Conference on Implantable Auditory Prostheses (CIAP) location:Granlibakken Conference Center, Lake Tahoe, California, USA date:12-17 July 2009
Steady state potentials evoked by periodic acoustic stimuli like AM/FM-modulated tones, beats or low-rate click trains can be recorded with scalp electrodes. Up to now such responses have not been recorded in cochlear implant (CI) users.
The aims of this study were: (1) to show that auditory steady state potentials to electrical pulse trains (EASSRs) can be reliably recorded by electrodes placed on the scalp of a CI user, (2) to develop a measurement setup to facilitate stimulation and reliable recordings of such responses and (3) to analyze the predictive value of thresholds obtained using EASSRs for behaviorally hearing thresholds.
For six users of a Nucleus cochlear implant, EASSRs to symmetric biphasic pulse trains with rates between 35 and 44 Hz were recorded with seven scalp electrodes. The influence of various stimulus parameters was characterized: pulse rate, stimulus intensity, monopolar or bipolar stimulation mode and presentation of either one pulse train on one electrode or interleaved pulse trains on multiple electrodes. To compensate for the influence of the artifacts introduced by the stimulation pulses and RF transmission, different methods of artifact reduction were evaluated. The validity of the recorded responses was confirmed by (1) recording on/off responses, (2) determination of apparent latency across the measured pulse rates, and (3) comparison of amplitude growth of stimulus artifact and response amplitude.

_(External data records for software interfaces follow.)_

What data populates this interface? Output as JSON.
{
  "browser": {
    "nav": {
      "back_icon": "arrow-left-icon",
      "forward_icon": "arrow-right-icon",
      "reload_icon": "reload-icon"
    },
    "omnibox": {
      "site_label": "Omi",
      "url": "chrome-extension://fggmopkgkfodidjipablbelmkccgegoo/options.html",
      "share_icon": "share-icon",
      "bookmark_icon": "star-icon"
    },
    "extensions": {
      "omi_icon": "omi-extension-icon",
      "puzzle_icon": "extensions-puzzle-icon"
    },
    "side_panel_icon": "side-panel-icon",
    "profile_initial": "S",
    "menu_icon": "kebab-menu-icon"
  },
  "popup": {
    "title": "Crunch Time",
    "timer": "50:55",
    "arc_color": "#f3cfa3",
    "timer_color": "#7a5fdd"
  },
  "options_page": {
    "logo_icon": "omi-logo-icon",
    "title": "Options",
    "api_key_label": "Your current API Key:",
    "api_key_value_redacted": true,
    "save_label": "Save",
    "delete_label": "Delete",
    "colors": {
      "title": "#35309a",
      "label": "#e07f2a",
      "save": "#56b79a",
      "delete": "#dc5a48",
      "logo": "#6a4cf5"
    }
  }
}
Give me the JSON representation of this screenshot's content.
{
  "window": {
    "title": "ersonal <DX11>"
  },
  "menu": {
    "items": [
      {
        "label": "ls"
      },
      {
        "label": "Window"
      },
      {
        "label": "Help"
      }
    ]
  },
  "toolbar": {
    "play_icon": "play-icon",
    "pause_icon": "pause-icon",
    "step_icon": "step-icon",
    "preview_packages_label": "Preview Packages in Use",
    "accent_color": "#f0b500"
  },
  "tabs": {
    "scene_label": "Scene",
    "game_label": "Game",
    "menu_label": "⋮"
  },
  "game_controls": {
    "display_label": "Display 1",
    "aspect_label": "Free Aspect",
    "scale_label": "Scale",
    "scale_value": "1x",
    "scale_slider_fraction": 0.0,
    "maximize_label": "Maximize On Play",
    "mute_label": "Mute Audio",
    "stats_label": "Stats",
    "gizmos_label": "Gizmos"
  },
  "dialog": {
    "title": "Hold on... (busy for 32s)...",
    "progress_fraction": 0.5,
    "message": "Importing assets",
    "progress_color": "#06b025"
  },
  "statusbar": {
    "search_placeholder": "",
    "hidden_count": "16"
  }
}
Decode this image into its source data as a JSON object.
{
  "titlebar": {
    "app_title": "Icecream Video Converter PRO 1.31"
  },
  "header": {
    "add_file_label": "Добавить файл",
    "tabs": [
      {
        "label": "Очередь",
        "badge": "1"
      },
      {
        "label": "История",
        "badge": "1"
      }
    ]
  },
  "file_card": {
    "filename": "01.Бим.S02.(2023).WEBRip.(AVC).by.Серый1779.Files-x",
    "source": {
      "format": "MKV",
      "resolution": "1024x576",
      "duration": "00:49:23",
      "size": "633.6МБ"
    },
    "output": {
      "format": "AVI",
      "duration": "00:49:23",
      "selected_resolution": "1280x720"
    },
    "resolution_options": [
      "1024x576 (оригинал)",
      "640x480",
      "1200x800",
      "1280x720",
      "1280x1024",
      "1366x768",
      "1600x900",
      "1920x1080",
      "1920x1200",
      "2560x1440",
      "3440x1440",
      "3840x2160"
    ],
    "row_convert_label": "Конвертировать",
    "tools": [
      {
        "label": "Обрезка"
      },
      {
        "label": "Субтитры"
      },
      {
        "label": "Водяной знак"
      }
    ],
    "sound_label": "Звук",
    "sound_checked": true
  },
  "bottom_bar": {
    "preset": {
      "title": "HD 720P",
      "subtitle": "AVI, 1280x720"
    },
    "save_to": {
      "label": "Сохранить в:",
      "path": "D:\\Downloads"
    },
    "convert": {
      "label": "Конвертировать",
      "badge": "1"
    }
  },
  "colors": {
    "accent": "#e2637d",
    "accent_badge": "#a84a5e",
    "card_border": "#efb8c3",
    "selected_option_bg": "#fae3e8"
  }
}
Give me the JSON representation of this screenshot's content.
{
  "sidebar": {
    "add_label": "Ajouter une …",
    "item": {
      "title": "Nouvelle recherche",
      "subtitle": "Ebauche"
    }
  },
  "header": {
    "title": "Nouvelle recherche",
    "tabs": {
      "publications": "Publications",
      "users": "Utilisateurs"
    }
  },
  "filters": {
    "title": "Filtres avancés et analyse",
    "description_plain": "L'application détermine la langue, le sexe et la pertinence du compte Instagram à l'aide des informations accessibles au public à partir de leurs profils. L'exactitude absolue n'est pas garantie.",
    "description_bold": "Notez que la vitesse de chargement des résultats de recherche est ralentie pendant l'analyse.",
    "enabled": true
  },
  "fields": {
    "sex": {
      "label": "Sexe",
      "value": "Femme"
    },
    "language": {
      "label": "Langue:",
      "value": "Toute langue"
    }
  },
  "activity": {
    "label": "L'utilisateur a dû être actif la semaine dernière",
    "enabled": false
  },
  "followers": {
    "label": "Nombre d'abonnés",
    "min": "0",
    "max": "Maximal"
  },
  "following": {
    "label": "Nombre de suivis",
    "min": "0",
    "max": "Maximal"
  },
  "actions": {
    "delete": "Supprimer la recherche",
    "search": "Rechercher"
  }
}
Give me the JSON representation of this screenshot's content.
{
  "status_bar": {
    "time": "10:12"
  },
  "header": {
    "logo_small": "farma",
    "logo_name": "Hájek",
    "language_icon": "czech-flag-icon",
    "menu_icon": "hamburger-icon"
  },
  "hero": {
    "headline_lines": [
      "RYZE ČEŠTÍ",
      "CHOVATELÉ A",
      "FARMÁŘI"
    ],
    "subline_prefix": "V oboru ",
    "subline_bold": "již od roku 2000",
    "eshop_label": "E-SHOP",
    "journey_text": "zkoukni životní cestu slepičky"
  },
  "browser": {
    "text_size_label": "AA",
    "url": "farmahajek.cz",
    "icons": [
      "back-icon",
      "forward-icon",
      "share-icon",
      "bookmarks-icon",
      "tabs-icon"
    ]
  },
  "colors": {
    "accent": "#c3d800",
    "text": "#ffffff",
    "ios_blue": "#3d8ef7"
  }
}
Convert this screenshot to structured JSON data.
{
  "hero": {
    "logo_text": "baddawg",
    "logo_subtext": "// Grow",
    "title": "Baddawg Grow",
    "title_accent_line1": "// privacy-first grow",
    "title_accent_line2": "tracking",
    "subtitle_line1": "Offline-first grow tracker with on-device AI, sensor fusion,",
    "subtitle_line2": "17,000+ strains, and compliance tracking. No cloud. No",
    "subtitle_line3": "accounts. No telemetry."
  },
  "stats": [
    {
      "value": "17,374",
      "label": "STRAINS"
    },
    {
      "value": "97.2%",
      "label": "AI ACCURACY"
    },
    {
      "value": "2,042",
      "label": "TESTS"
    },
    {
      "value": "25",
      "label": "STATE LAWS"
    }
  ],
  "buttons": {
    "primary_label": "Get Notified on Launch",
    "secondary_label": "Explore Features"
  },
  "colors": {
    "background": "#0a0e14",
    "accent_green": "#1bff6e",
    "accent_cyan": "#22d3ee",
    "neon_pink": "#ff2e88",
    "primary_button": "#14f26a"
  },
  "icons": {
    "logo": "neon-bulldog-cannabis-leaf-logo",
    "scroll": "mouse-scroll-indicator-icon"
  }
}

The results show that EASSRs in CI users evoked by low-rate electrical pulse trains can be successfully recorded and separated from the artifacts generated by the stimulation pulses and RF transmission. The obtained response amplitudes and apparent latencies are comparable to the ones obtained in acoustically stimulated normal hearing patients. Hearing thresholds determined from EASSR amplitude growth correlate well with behaviorally determined threshold levels.